* [Website and app data records]:
· · · · ·

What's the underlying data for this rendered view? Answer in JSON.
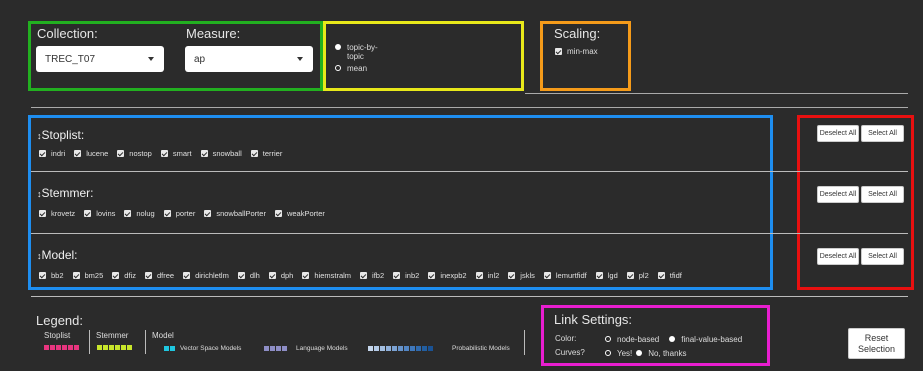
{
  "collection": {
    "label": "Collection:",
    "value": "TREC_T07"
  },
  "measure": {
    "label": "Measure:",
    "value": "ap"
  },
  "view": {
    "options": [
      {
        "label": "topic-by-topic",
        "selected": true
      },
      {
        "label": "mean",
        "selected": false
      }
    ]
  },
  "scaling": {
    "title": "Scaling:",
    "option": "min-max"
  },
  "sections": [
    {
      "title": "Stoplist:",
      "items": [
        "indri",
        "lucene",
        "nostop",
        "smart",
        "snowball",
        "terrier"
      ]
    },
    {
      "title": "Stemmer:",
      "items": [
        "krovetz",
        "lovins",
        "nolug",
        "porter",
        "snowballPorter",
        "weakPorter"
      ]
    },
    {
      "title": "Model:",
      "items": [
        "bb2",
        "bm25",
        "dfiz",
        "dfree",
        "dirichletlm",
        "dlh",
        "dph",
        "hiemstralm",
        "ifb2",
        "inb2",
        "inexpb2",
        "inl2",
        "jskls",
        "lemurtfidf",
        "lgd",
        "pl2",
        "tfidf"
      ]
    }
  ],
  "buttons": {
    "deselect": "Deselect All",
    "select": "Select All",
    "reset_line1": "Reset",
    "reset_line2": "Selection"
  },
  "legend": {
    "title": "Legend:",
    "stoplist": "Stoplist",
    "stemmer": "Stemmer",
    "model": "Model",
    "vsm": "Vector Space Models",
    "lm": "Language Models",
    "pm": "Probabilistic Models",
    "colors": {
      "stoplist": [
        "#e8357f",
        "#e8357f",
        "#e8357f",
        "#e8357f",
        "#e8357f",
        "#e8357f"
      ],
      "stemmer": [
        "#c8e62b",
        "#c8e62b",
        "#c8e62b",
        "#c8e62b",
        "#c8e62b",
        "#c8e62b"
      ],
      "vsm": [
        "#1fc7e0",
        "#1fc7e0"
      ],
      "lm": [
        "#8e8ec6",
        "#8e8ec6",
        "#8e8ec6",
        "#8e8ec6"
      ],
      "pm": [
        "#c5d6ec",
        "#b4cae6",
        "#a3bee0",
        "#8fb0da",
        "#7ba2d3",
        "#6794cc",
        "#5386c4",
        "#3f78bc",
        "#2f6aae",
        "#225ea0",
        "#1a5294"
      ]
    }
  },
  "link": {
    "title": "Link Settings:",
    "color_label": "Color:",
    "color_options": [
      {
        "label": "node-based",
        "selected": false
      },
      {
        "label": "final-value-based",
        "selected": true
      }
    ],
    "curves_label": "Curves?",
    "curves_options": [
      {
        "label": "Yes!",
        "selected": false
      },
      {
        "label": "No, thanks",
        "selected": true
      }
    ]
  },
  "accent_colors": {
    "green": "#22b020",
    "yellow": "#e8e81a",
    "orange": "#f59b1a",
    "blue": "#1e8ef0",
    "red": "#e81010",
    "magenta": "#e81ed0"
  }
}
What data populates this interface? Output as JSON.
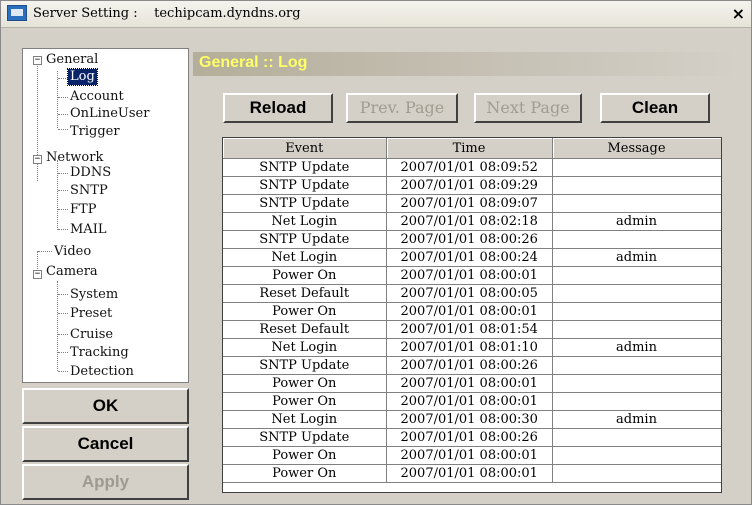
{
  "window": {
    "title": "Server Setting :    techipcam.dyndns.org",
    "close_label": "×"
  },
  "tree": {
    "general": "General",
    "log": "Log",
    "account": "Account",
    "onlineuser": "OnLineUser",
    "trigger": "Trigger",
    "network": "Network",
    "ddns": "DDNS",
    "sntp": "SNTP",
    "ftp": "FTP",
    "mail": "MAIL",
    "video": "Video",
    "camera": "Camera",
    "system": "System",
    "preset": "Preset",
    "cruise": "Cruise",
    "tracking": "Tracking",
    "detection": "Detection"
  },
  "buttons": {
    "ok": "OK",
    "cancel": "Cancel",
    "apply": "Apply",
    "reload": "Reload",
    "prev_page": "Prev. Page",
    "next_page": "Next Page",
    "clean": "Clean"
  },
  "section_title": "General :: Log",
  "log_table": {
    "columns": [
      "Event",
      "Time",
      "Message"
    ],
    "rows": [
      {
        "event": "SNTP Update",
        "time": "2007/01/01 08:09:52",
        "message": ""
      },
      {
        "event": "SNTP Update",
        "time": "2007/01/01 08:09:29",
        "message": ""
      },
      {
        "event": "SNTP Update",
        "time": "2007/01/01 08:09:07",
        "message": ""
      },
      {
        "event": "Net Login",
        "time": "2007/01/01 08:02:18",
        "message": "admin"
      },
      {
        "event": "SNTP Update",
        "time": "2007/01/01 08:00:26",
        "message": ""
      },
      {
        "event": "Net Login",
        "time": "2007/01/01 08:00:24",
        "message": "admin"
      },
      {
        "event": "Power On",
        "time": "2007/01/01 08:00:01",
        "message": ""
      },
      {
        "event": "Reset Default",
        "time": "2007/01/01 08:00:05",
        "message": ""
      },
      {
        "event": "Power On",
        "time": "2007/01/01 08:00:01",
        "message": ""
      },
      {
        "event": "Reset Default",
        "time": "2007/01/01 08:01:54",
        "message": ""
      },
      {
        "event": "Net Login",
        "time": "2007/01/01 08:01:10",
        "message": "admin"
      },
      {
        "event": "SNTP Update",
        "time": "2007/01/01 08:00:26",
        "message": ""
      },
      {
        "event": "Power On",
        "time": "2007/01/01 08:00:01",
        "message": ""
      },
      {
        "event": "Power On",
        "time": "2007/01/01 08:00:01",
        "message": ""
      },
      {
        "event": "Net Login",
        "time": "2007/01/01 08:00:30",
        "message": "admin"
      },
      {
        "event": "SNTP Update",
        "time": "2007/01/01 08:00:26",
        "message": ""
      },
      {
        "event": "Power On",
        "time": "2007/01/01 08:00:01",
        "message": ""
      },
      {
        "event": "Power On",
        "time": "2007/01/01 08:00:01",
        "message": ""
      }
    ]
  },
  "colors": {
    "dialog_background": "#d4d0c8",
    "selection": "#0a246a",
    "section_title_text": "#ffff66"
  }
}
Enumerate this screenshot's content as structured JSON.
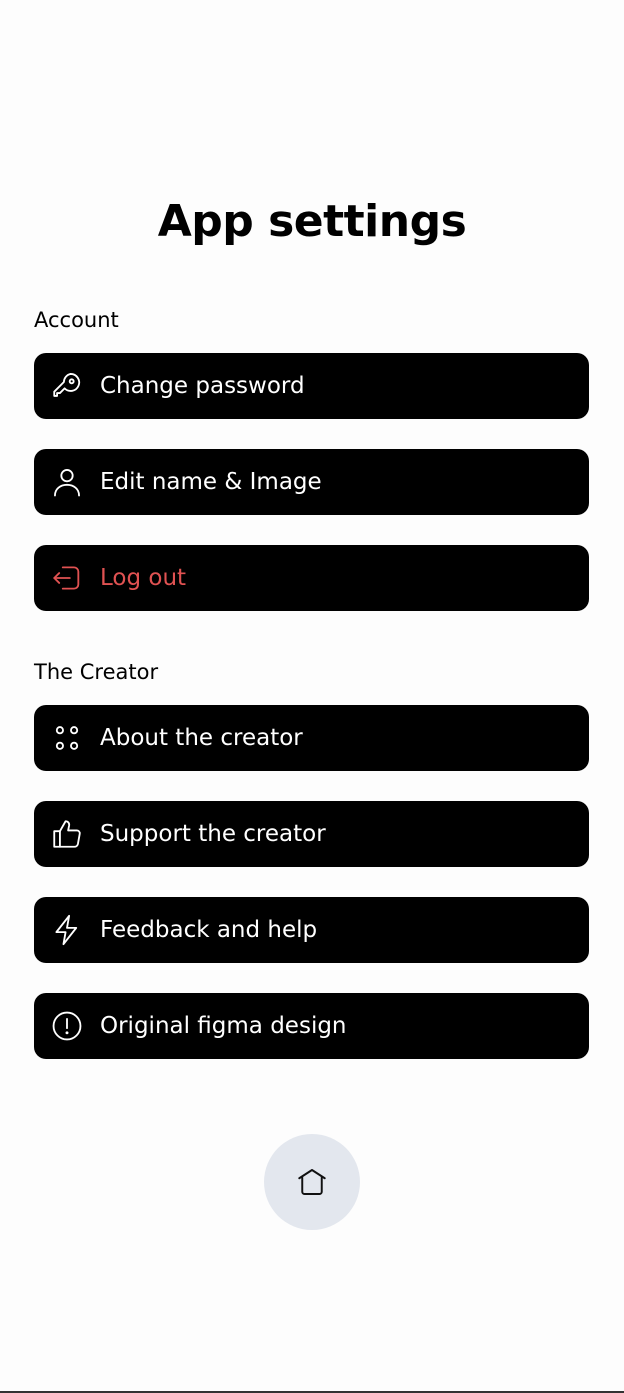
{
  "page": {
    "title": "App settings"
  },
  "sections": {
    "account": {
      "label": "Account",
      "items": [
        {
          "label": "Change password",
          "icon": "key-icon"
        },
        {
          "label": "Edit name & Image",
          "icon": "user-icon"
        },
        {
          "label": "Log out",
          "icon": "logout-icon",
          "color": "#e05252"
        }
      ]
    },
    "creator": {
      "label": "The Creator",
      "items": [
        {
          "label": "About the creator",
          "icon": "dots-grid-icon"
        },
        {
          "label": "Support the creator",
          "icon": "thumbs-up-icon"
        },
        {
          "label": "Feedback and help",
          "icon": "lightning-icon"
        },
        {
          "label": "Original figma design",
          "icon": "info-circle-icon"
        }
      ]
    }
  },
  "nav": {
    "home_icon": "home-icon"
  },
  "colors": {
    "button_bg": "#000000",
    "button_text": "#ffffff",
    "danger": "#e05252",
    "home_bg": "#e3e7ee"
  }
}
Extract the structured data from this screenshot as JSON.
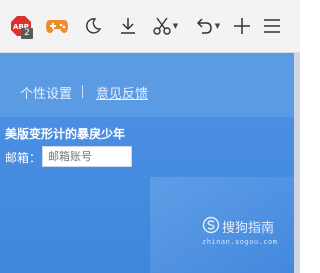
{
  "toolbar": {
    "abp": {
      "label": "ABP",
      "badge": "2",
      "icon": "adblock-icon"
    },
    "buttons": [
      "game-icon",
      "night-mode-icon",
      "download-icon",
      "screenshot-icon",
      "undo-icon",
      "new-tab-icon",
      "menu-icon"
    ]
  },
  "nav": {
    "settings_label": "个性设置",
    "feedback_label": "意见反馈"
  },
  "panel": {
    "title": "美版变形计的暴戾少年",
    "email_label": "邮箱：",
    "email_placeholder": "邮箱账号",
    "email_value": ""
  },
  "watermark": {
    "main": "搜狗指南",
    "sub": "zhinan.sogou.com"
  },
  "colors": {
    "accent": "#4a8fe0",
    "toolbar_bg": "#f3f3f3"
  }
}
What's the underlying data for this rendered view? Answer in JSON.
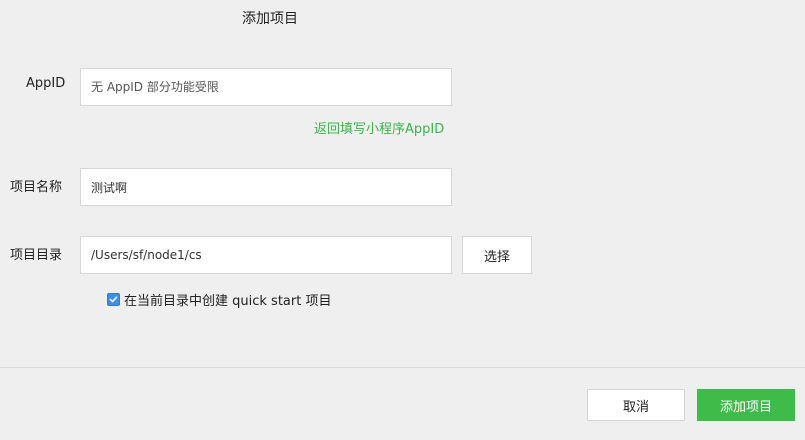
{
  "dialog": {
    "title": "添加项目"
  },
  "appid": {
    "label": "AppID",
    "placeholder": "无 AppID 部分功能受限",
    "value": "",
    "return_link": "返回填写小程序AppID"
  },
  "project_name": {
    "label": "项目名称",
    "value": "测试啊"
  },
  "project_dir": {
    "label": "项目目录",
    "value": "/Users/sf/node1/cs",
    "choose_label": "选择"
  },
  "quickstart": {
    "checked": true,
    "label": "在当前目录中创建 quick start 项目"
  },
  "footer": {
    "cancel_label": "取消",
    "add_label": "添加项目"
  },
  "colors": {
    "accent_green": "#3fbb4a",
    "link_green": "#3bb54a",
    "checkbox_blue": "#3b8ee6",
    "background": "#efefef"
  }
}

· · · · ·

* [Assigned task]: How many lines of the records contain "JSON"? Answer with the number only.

* [Output below]: 5